• **Prompt**
State, as a number alone, how many lines of the data contain the string "motorwars".

(Website and app data records)

Start of Block

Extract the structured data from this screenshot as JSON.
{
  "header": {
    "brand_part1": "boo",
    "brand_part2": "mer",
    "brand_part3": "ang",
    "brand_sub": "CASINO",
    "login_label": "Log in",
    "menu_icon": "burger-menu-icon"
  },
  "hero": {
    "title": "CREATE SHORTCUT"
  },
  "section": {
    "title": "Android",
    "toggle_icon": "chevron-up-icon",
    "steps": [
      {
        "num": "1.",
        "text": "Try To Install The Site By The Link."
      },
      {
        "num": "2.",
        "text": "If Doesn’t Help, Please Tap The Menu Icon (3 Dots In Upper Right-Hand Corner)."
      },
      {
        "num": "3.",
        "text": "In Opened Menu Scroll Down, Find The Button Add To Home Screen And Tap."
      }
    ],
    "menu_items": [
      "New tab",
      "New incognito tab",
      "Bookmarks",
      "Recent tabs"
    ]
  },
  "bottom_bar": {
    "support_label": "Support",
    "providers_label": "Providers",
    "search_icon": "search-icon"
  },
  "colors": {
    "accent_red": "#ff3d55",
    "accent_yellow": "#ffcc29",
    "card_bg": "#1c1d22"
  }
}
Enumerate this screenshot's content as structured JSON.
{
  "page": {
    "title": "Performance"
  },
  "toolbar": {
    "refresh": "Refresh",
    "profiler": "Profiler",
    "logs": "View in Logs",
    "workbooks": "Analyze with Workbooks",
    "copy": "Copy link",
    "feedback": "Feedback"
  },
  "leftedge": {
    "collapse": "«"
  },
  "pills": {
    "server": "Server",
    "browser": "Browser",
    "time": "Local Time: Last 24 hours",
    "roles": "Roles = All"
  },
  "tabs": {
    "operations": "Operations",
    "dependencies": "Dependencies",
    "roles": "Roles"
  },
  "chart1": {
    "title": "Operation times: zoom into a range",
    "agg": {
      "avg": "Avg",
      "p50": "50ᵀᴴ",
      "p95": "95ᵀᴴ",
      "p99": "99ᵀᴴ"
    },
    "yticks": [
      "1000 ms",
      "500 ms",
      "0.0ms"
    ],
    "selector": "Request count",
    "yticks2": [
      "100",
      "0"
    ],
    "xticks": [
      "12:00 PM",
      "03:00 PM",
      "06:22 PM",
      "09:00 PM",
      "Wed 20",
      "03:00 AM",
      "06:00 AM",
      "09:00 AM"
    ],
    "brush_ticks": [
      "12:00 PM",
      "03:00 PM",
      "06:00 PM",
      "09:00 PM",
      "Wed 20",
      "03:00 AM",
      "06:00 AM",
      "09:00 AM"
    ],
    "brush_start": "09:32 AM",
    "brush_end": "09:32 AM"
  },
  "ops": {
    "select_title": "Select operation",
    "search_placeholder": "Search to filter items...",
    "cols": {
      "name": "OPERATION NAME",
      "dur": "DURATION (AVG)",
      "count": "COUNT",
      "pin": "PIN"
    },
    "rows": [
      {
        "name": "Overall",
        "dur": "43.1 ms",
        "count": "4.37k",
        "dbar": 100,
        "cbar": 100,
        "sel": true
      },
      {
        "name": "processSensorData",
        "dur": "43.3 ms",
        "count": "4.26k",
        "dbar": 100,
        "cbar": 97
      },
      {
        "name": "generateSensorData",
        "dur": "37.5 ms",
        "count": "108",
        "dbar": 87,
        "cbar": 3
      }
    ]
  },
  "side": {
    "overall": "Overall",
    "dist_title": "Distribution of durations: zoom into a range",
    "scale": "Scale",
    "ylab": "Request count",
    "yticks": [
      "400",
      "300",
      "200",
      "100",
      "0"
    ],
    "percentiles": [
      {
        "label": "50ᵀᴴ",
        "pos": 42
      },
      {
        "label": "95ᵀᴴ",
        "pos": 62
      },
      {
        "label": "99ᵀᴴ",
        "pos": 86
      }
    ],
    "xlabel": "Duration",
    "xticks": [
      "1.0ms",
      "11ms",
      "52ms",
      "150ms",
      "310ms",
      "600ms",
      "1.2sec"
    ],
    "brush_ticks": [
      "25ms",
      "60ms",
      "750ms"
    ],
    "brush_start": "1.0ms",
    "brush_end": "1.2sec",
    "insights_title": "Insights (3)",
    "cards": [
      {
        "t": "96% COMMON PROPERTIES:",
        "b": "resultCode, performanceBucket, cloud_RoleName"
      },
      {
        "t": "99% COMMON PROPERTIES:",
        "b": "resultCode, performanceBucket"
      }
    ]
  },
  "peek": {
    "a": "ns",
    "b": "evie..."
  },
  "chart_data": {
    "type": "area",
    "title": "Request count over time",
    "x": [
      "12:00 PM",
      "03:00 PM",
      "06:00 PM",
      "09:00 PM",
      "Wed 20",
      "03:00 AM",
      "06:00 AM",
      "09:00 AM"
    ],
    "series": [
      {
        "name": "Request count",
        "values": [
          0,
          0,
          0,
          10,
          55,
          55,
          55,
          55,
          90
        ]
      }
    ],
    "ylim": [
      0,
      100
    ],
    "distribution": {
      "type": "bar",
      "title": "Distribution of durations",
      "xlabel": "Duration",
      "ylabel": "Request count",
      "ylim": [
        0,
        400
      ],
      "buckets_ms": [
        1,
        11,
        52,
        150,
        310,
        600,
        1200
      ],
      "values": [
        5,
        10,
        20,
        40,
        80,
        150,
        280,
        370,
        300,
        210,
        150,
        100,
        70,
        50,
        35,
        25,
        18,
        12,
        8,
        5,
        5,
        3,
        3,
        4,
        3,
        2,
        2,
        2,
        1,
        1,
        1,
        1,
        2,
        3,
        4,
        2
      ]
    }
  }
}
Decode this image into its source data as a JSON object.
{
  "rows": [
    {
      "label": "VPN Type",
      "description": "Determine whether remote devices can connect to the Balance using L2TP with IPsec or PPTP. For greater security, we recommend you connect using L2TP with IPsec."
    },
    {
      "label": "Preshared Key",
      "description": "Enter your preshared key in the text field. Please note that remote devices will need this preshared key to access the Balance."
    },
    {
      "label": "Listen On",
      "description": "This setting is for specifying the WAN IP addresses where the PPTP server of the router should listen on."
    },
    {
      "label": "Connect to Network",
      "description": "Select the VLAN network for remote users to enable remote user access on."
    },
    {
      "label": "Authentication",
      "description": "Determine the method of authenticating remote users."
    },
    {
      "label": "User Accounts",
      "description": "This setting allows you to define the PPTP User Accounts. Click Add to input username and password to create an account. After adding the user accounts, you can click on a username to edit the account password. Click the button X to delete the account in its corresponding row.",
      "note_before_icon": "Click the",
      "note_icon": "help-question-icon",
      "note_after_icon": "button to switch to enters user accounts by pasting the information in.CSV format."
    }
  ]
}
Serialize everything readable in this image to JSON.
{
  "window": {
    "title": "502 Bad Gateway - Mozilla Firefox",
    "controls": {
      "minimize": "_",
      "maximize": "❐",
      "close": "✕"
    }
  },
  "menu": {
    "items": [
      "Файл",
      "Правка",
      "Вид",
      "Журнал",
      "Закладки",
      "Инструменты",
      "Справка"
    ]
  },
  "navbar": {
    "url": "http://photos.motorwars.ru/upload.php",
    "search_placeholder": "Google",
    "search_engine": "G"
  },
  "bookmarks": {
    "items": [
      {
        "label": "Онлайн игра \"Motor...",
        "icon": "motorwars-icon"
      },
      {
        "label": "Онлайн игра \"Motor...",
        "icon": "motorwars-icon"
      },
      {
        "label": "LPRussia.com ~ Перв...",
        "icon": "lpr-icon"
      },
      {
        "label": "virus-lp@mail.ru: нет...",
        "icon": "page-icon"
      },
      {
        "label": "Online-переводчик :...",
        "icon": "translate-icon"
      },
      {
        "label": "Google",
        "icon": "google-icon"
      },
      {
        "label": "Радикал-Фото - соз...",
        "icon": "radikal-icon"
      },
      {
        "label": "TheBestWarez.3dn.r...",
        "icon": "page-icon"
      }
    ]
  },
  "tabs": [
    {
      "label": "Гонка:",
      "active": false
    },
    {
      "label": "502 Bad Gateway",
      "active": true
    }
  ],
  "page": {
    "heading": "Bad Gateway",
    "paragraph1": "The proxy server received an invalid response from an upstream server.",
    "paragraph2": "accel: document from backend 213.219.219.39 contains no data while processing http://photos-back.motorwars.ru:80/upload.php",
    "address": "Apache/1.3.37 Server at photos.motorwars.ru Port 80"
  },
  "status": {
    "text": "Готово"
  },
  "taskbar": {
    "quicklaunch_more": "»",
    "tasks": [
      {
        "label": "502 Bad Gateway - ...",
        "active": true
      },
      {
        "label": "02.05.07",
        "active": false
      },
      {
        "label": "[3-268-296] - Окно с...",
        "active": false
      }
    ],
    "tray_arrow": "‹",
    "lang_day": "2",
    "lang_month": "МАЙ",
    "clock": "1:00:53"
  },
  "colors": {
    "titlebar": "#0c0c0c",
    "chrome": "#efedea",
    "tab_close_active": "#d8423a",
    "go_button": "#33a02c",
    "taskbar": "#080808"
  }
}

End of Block

• **Answer space**
5